The photographs were, according to one source, taken by George Atkinson, Headmaster of the School of Art, on behalf of Archibald McGoogan of the Art Department of the National Museum. If we could find a copy of this photograph in the archives somewhere, that would settle it for sure.
It seems to me highly plausible that the Irish national emblem is not actually modelled directly after the Trinity College harp, but is instead modelled after Robert Ball’s Victorian plaster-cast.
A question: was the real Trinity college harp re-built before, or after, the cast was made by Robert Ball in 1847? If before, why did Ball not make the cast’s foot the same square shape as on the real harp?
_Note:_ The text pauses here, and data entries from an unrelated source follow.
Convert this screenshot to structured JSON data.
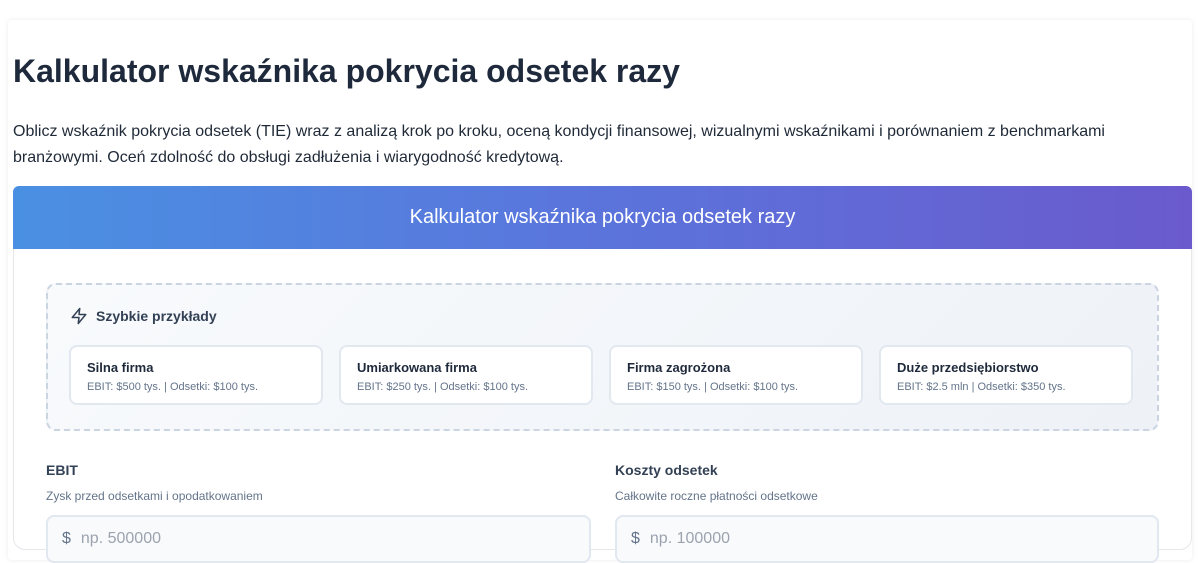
{
  "page": {
    "title": "Kalkulator wskaźnika pokrycia odsetek razy",
    "intro": "Oblicz wskaźnik pokrycia odsetek (TIE) wraz z analizą krok po kroku, oceną kondycji finansowej, wizualnymi wskaźnikami i porównaniem z benchmarkami branżowymi. Oceń zdolność do obsługi zadłużenia i wiarygodność kredytową."
  },
  "calculator": {
    "header": "Kalkulator wskaźnika pokrycia odsetek razy",
    "examples": {
      "title": "Szybkie przykłady",
      "icon": "lightning-icon",
      "items": [
        {
          "name": "Silna firma",
          "desc": "EBIT: $500 tys. | Odsetki: $100 tys."
        },
        {
          "name": "Umiarkowana firma",
          "desc": "EBIT: $250 tys. | Odsetki: $100 tys."
        },
        {
          "name": "Firma zagrożona",
          "desc": "EBIT: $150 tys. | Odsetki: $100 tys."
        },
        {
          "name": "Duże przedsiębiorstwo",
          "desc": "EBIT: $2.5 mln | Odsetki: $350 tys."
        }
      ]
    },
    "fields": {
      "ebit": {
        "label": "EBIT",
        "help": "Zysk przed odsetkami i opodatkowaniem",
        "currency": "$",
        "placeholder": "np. 500000",
        "value": ""
      },
      "interest": {
        "label": "Koszty odsetek",
        "help": "Całkowite roczne płatności odsetkowe",
        "currency": "$",
        "placeholder": "np. 100000",
        "value": ""
      }
    }
  },
  "colors": {
    "header_gradient_start": "#4a90e2",
    "header_gradient_end": "#6a5acd",
    "title": "#1e293b"
  }
}
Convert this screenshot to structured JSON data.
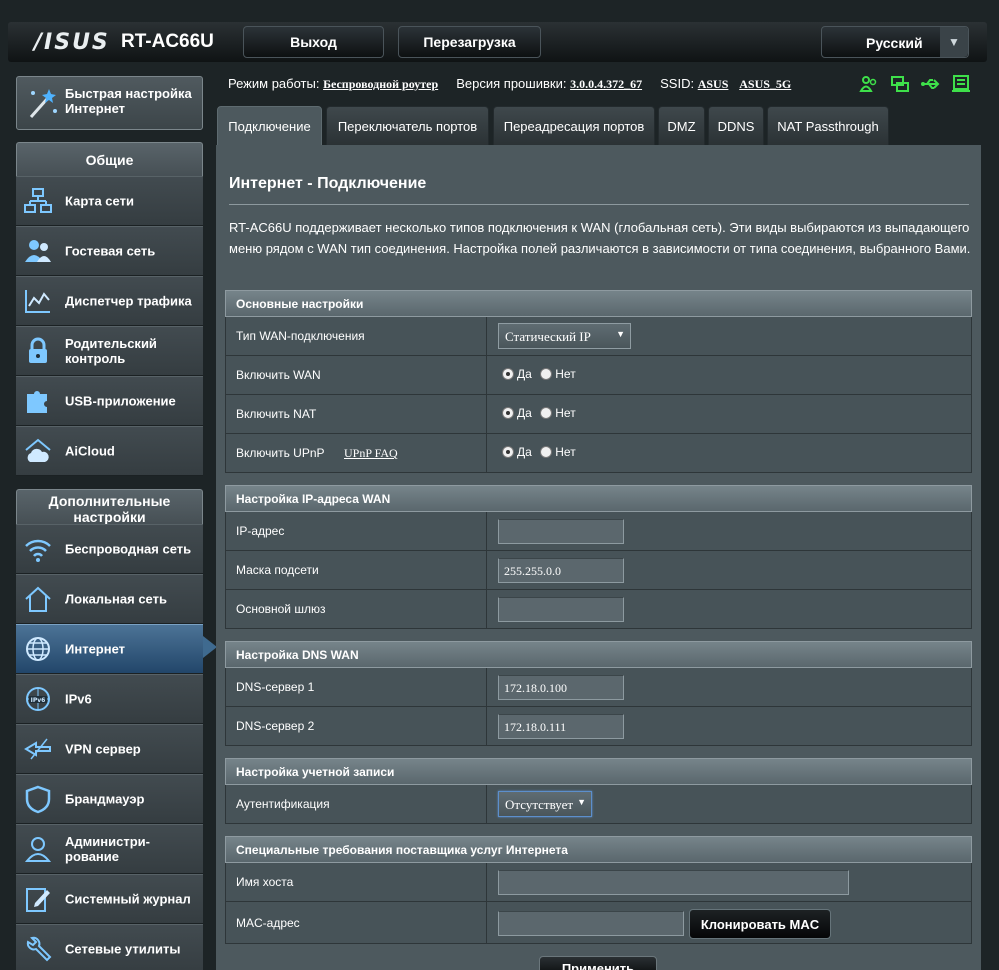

I suspect the plaster cast was done first, and then the real thing was re-built later, following the shape of the plaster-cast approximately but not exactly.
One final question. In the Proceedings of the Society of Antiquaries of Scotland for 1881, is the following notice:
MONDAY, I0th January 1881.
…The following Donations to the Museum and Library were laid on the table, and thanks voted to the Donors :—
(1.) By Mr ROBERT GLEN, 2 North Bank Street.
Cast in Plaster of the Harp called the Harp of Brian Borumha, preserved in Trinity College, Dublin. (See the preceding communication by Mr. Charles D. Bell, F.S.A. Scot).
So Robert Glen donated the cast to the National Museum? I presume this is the cast we were looking at in the NMS store. Glen was a very well respected Edinburgh instrument maker, producing very good bagpipes, and in the 1890s he made a number of very high quality replicas of the medieval Gaelic harps, including a fully-decorated Queen Mary harp replica now in private hands in Australia, and a harp styled after the Trinity College harp now in private hands in England. (info on both here). This latter harp includes many original features (such as foliage based on the Queen Mary harp decoration), but it shares many features of the cast, including the curving foot and knob, and the same distinctive left-side decoration of the cast soundbox. It looks like Glen was using the plaster-cast as a model for his working replicas.
Thanks to Karen Loomis for arranging the meeting; thanks to Jackie Moran & Lindsay McGill for hosting us at the museum store. Thanks to the National Museum of Scotland for allowing access and allowing photography – the corollary of that is that all my photos of the cast are © National Museum of Scotland.